“It’s about this idea that incremental change in our community is taking time and incremental donations take space in our community,” Cox said.

Other organizations had similar events to boost the giving spirit around the city, such as a water gun fight hosted by the Animal Defense League of Texas, and food and live music hosted by the Autism Community Network.

“[The Big Give SA] is special, [with] just the camaraderie between organizations,” said Mary Flannigan, director of communications and partnerships with San Antonio Youth Literacy. “You have everyone gathering all for once cause, but at the same time I have friends saying, ‘Give to your favorite folks and if it’s not my organization that’s okay.’

“We’re all out there giving back to San Antonio, and making a difference big or small.”

Last year, technical difficulties put a brief halt on the Big Give SA website. In the end, nonprofits still raised $4.3 million. Burnam said that this year has gone much more smoothly, compared to not only last year but each of the previous years.

“I think the user experience has been incredibly improved,” he said. “I also think that it’s been a more enjoyable experience. We’ve had fewer issues and technical glitches [compared to past years] … it’s been a calmer day.”

The Rivard Report participated in the Big Give this year and raised $22,820, meeting 91% of its $25,000 goal. The nonprofit also got a $5,000 bonus for getting the most unique donors in the “international, politics, and social justice” category and won the the 10-11 a.m. hourly prize for most unique donors.

To check the list of prize winners, click here.

Camille Garcia

Camille Garcia

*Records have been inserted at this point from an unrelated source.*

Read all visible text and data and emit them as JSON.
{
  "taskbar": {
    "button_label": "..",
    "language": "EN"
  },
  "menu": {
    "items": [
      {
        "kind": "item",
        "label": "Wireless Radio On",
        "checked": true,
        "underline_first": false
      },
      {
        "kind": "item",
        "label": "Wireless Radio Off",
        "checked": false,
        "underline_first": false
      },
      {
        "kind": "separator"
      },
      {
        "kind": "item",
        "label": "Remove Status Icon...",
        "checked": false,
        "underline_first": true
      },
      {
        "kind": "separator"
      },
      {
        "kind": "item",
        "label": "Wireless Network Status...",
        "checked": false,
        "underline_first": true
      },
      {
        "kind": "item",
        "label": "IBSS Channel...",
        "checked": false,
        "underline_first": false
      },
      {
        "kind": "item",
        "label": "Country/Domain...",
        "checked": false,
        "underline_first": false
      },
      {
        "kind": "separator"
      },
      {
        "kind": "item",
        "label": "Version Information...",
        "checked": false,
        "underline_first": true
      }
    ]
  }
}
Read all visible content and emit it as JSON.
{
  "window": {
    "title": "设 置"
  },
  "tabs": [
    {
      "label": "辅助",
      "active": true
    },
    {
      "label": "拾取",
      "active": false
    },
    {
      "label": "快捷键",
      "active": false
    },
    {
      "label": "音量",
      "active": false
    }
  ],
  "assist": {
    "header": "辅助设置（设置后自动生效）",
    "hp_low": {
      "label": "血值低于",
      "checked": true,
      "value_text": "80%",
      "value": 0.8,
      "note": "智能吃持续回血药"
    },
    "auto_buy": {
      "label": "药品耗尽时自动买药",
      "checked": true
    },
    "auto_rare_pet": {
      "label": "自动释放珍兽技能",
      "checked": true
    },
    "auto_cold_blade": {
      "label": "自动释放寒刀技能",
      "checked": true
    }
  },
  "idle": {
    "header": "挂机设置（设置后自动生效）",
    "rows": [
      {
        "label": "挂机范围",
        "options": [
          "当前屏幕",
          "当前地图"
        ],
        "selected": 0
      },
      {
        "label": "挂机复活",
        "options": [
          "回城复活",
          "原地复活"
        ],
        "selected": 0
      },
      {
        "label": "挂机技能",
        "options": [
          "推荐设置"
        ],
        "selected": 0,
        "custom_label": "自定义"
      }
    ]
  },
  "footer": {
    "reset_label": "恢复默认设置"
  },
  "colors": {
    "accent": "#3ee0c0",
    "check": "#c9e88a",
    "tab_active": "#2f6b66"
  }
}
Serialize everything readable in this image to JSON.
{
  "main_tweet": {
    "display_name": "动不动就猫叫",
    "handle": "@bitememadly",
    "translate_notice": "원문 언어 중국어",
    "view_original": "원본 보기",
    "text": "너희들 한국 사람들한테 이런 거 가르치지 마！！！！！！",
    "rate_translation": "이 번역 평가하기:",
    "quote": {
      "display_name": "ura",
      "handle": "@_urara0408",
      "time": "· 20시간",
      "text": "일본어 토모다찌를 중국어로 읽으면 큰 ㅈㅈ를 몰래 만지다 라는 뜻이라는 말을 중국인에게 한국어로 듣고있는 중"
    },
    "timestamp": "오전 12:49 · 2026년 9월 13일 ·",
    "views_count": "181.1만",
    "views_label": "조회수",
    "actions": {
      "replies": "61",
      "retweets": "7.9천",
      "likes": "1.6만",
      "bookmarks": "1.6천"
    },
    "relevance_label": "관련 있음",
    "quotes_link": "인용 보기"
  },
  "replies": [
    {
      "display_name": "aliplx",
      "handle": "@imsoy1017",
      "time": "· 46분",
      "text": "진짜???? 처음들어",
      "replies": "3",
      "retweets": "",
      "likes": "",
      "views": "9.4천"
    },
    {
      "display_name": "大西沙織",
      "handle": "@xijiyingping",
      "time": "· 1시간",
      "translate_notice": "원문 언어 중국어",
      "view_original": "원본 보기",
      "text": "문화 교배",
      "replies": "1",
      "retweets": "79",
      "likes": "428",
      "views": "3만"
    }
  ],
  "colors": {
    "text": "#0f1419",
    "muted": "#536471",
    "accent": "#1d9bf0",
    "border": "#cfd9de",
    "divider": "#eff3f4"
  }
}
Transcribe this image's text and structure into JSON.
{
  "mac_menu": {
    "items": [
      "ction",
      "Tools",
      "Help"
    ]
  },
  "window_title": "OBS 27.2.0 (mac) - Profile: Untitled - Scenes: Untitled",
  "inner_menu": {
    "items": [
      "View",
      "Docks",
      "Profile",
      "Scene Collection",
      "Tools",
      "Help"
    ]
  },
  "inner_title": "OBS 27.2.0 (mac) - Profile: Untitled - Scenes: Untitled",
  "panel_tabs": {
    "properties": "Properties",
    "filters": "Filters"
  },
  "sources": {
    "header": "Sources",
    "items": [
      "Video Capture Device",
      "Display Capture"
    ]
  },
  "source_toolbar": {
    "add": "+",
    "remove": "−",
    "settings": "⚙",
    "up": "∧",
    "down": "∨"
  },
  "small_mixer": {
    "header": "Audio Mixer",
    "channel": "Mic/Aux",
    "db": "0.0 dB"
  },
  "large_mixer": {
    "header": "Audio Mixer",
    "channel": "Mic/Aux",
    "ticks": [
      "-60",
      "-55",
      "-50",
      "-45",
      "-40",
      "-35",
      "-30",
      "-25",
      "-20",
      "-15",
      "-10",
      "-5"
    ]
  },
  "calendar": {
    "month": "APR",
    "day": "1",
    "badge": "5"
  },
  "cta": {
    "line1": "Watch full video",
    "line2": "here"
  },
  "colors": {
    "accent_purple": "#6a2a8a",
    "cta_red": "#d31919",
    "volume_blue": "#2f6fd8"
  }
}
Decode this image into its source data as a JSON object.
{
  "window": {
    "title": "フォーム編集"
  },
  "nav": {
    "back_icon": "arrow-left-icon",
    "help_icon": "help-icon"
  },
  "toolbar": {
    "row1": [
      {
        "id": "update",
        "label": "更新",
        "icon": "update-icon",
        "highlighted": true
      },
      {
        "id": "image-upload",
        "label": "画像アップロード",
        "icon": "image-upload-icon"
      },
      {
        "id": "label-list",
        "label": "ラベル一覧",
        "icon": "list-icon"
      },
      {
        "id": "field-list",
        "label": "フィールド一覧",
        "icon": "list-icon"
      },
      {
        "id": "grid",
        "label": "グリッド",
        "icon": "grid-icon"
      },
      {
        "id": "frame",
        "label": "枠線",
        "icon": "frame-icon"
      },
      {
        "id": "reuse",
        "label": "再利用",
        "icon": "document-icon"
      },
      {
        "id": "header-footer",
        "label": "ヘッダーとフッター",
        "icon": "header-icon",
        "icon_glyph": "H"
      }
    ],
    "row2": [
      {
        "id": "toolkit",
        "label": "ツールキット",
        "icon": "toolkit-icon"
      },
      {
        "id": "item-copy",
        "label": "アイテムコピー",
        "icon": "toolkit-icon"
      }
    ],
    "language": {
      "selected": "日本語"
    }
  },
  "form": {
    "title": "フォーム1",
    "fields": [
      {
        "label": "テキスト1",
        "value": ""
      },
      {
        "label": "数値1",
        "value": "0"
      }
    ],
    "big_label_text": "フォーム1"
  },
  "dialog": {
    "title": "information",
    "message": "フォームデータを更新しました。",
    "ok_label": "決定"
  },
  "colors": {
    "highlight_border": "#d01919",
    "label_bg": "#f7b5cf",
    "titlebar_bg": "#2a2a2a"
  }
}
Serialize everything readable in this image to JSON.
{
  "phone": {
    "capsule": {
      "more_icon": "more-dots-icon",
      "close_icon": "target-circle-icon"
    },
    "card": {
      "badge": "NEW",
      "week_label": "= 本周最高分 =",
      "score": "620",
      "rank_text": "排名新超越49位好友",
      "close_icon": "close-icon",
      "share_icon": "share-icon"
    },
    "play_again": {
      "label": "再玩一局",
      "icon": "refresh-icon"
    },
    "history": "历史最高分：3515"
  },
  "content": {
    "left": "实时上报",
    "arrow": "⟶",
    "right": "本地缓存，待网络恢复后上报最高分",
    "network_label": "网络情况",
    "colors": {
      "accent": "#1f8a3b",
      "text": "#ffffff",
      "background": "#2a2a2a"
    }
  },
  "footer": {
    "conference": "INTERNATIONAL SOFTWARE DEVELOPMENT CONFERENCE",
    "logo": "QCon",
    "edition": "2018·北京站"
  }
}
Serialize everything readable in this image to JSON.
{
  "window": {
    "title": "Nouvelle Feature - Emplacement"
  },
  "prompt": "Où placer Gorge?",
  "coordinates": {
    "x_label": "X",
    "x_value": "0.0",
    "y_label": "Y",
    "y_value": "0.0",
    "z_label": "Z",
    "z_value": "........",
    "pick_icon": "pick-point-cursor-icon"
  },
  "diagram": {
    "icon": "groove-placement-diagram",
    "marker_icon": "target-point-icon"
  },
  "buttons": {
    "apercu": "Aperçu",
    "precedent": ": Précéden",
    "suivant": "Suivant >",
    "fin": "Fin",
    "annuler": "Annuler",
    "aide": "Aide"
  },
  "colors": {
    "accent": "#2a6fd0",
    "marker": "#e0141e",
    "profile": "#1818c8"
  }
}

Camille, a San Antonio native, formerly worked at the Rivard Report as assistant editor and reporter. She is a freelance writer based in Austin, where she is getting her master's in Latin American Studies...